Recently the political climate around the Civil Code and the Companies Act has changed, and a first amendment to both regulations is being prepared. I am glad that the texts have been criticised since the very beginning by Dr Čech as well as Dr Marvanová. Lately a very strong disapproval has been expressed by Prof Pelikánová (Právní rádce No. 7/2014, also at and Dr Drápal ( Opinions for discussion were presented by Dr Havel (Právní rádce No. 8/2014), along with occasional but matter-of-fact presentations by Dr Robert Pelikán in the media (such as DVTV online TV) and many other experts (such as Dr Baxa and Dr Lichovník) in specialist publications.  

At this point, I remember a meeting with my I.N.C. colleagues in Sofia, Bulgaria, in November 2013. I told them my doubts regarding the quality of the new laws and expressed my concerns about the uncertainty that lied ahead of us. A slight smile appeared on their faces when they learned that the new civil law regulation was not the result of a social consensus and wide public debate but of political pressures from right-wing parties. I was told that such a fundamental legal code cannot be adopted by force – for one thing, it is unworthy, and for another, it can be expected to destabilise the legal order of the country. To me, their words seem to be visionary now.

Let me add my last comment from the perspective of a practicing notary regarding the statement of the Institute of State and Law with the Czech Academy of Sciences of 3 September 2014. Thirty theorists have offered their expertise to the service of the state in order to jointly identify and analyse problem areas of the Civil Code. This initiative has been welcomed by the Justice Minister as a positive sign. However, I can only agree with the opinion of the theorists from a theoretical point of view and must strongly object from the practical view. Removing system errors as fast as possible is, in my opinion, not impetuous – instead, it is necessary unless we want to paralyse the few legal certainties of our state for many years. I must also express my disappointment at the presentation of the Civil Code ideas by some theorists, such as Messrs Korbel, Melzer, Tégl, and Bednář. To sum up: the shortcomings of the Civil Code bring back memories of the time when legislation was formulated in respect of investment funds, photovoltaic business, tunnelling of anything and coupon privatisation, and in particular – in particular – of those names… Will these words be visionary as those spoken by my colleagues in November 2013?
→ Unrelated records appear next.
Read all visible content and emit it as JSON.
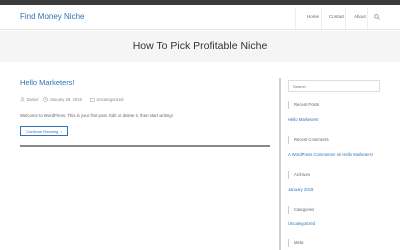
{
  "site": {
    "logo": "Find Money Niche"
  },
  "nav": [
    {
      "label": "Home"
    },
    {
      "label": "Contact"
    },
    {
      "label": "About"
    }
  ],
  "page": {
    "title": "How To Pick Profitable Niche"
  },
  "post": {
    "title": "Hello Marketers!",
    "author": "Daniel",
    "date": "January 29, 2019",
    "category": "Uncategorized",
    "excerpt": "Welcome to WordPress. This is your first post. Edit or delete it, then start writing!",
    "more_label": "Continue Reading",
    "more_arrow": "›"
  },
  "sidebar": {
    "search_placeholder": "Search",
    "recent_posts": {
      "title": "Recent Posts",
      "items": [
        "Hello Marketers!"
      ]
    },
    "recent_comments": {
      "title": "Recent Comments",
      "author": "A WordPress Commenter",
      "on": "on",
      "post": "Hello Marketers!"
    },
    "archives": {
      "title": "Archives",
      "items": [
        "January 2019"
      ]
    },
    "categories": {
      "title": "Categories",
      "items": [
        "Uncategorized"
      ]
    },
    "meta": {
      "title": "Meta"
    }
  },
  "colors": {
    "link": "#3073b8",
    "topbar": "#3a3a3a",
    "page_header_bg": "#f5f5f5"
  }
}
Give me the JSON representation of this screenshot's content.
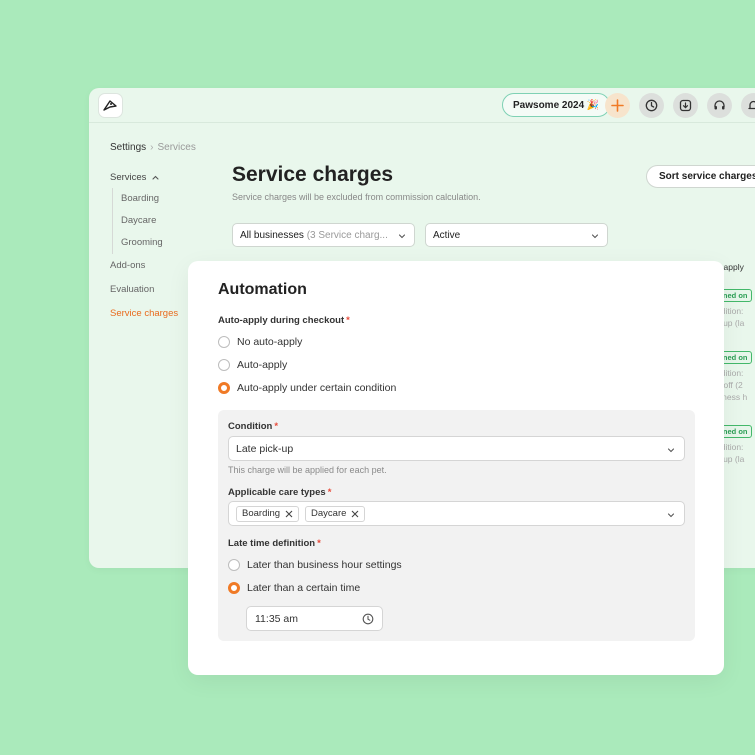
{
  "topbar": {
    "badge_label": "Pawsome 2024 🎉",
    "icons": [
      "logo-icon",
      "plus-icon",
      "clock-icon",
      "download-icon",
      "headset-icon",
      "bell-icon"
    ]
  },
  "breadcrumb": {
    "root": "Settings",
    "current": "Services"
  },
  "sidebar": {
    "group_label": "Services",
    "sub_items": [
      "Boarding",
      "Daycare",
      "Grooming"
    ],
    "items": [
      "Add-ons",
      "Evaluation",
      "Service charges"
    ],
    "active_item": "Service charges"
  },
  "main": {
    "title": "Service charges",
    "description": "Service charges will be excluded from commission calculation.",
    "sort_button": "Sort service charges",
    "filter_business": {
      "value": "All businesses",
      "count_text": "(3 Service charg..."
    },
    "filter_status": {
      "value": "Active"
    }
  },
  "background_table": {
    "header": "o-apply",
    "rows": [
      {
        "tag": "rned on",
        "lines": [
          "ndition:",
          "k-up (la"
        ]
      },
      {
        "tag": "rned on",
        "lines": [
          "ndition:",
          "p-off (2",
          "siness h"
        ]
      },
      {
        "tag": "rned on",
        "lines": [
          "ndition:",
          "k-up (la"
        ]
      }
    ]
  },
  "modal": {
    "title": "Automation",
    "auto_apply_label": "Auto-apply during checkout",
    "options": [
      "No auto-apply",
      "Auto-apply",
      "Auto-apply under certain condition"
    ],
    "selected_option": 2,
    "condition": {
      "label": "Condition",
      "value": "Late pick-up",
      "hint": "This charge will be applied for each pet."
    },
    "care_types": {
      "label": "Applicable care types",
      "chips": [
        "Boarding",
        "Daycare"
      ]
    },
    "late_time": {
      "label": "Late time definition",
      "options": [
        "Later than business hour settings",
        "Later than a certain time"
      ],
      "selected_option": 1,
      "time_value": "11:35 am"
    }
  },
  "colors": {
    "accent": "#f07a26",
    "background": "#aaeabb",
    "success": "#2d9f56"
  }
}
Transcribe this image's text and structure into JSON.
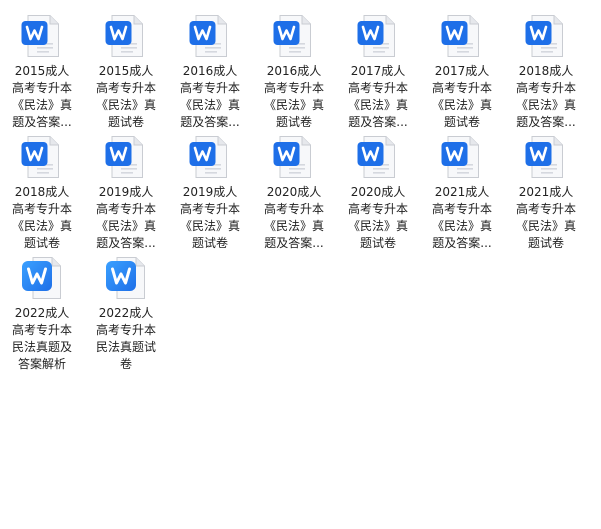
{
  "files": [
    {
      "name": "2015成人\n高考专升本\n《民法》真\n题及答案...",
      "icon": "wps-word-doc-icon",
      "style": "outline"
    },
    {
      "name": "2015成人\n高考专升本\n《民法》真\n题试卷",
      "icon": "wps-word-doc-icon",
      "style": "outline"
    },
    {
      "name": "2016成人\n高考专升本\n《民法》真\n题及答案...",
      "icon": "wps-word-doc-icon",
      "style": "outline"
    },
    {
      "name": "2016成人\n高考专升本\n《民法》真\n题试卷",
      "icon": "wps-word-doc-icon",
      "style": "outline"
    },
    {
      "name": "2017成人\n高考专升本\n《民法》真\n题及答案...",
      "icon": "wps-word-doc-icon",
      "style": "outline"
    },
    {
      "name": "2017成人\n高考专升本\n《民法》真\n题试卷",
      "icon": "wps-word-doc-icon",
      "style": "outline"
    },
    {
      "name": "2018成人\n高考专升本\n《民法》真\n题及答案...",
      "icon": "wps-word-doc-icon",
      "style": "outline"
    },
    {
      "name": "2018成人\n高考专升本\n《民法》真\n题试卷",
      "icon": "wps-word-doc-icon",
      "style": "outline"
    },
    {
      "name": "2019成人\n高考专升本\n《民法》真\n题及答案...",
      "icon": "wps-word-doc-icon",
      "style": "outline"
    },
    {
      "name": "2019成人\n高考专升本\n《民法》真\n题试卷",
      "icon": "wps-word-doc-icon",
      "style": "outline"
    },
    {
      "name": "2020成人\n高考专升本\n《民法》真\n题及答案...",
      "icon": "wps-word-doc-icon",
      "style": "outline"
    },
    {
      "name": "2020成人\n高考专升本\n《民法》真\n题试卷",
      "icon": "wps-word-doc-icon",
      "style": "outline"
    },
    {
      "name": "2021成人\n高考专升本\n《民法》真\n题及答案...",
      "icon": "wps-word-doc-icon",
      "style": "outline"
    },
    {
      "name": "2021成人\n高考专升本\n《民法》真\n题试卷",
      "icon": "wps-word-doc-icon",
      "style": "outline"
    },
    {
      "name": "2022成人\n高考专升本\n民法真题及\n答案解析",
      "icon": "wps-word-doc-icon",
      "style": "filled"
    },
    {
      "name": "2022成人\n高考专升本\n民法真题试\n卷",
      "icon": "wps-word-doc-icon",
      "style": "filled"
    }
  ],
  "colors": {
    "accent": "#1e6fe8",
    "accent_light": "#3aa0ff",
    "page": "#f7f8fa",
    "page_edge": "#c9ccd2",
    "text": "#222222"
  }
}
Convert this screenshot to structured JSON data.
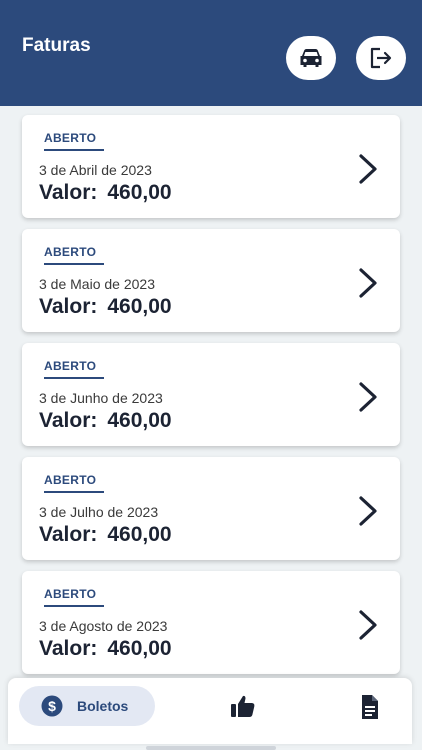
{
  "header": {
    "title": "Faturas",
    "car_icon": "car-icon",
    "logout_icon": "logout-icon"
  },
  "invoices": [
    {
      "status": "ABERTO",
      "date": "3 de Abril de 2023",
      "amount_label": "Valor:",
      "amount": "460,00"
    },
    {
      "status": "ABERTO",
      "date": "3 de Maio de 2023",
      "amount_label": "Valor:",
      "amount": "460,00"
    },
    {
      "status": "ABERTO",
      "date": "3 de Junho de 2023",
      "amount_label": "Valor:",
      "amount": "460,00"
    },
    {
      "status": "ABERTO",
      "date": "3 de Julho de 2023",
      "amount_label": "Valor:",
      "amount": "460,00"
    },
    {
      "status": "ABERTO",
      "date": "3 de Agosto de 2023",
      "amount_label": "Valor:",
      "amount": "460,00"
    }
  ],
  "bottom_nav": {
    "active_label": "Boletos",
    "items": [
      {
        "name": "boletos",
        "icon": "dollar-circle-icon",
        "label": "Boletos",
        "active": true
      },
      {
        "name": "like",
        "icon": "thumbs-up-icon",
        "label": "",
        "active": false
      },
      {
        "name": "document",
        "icon": "document-icon",
        "label": "",
        "active": false
      }
    ]
  },
  "colors": {
    "primary": "#2c4a7c",
    "background": "#eef2f4",
    "text_dark": "#1c2333"
  }
}
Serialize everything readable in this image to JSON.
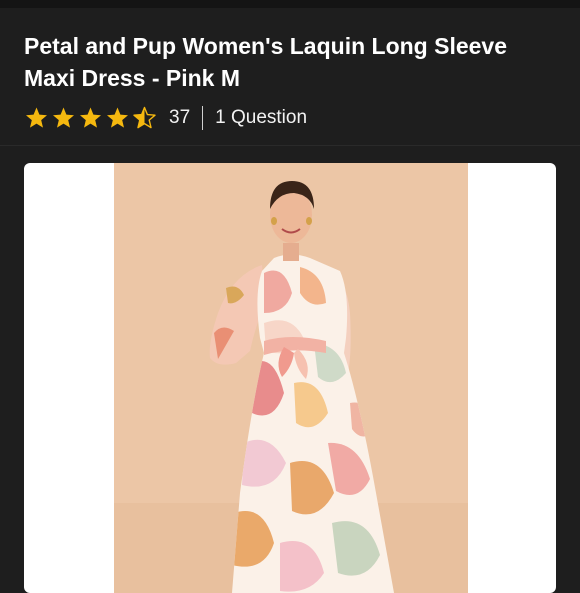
{
  "product": {
    "title": "Petal and Pup Women's Laquin Long Sleeve Maxi Dress - Pink M",
    "rating_stars": 4.5,
    "rating_count": "37",
    "questions": "1 Question"
  },
  "image": {
    "alt": "Model wearing a long sleeve maxi dress with a pink, orange and sage abstract print, tied at the waist"
  },
  "colors": {
    "background": "#1e1e1e",
    "star": "#f5b80f",
    "photo_backdrop": "#ecc6a6",
    "card": "#ffffff"
  },
  "icons": [
    "star-full-icon",
    "star-half-icon"
  ]
}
Considering the above, I trust that the amendment will help to improve the situation surrounding the Civil Code and the Companies Act and will give meaning to our work.

JUDr. Martin Krčma
September 2014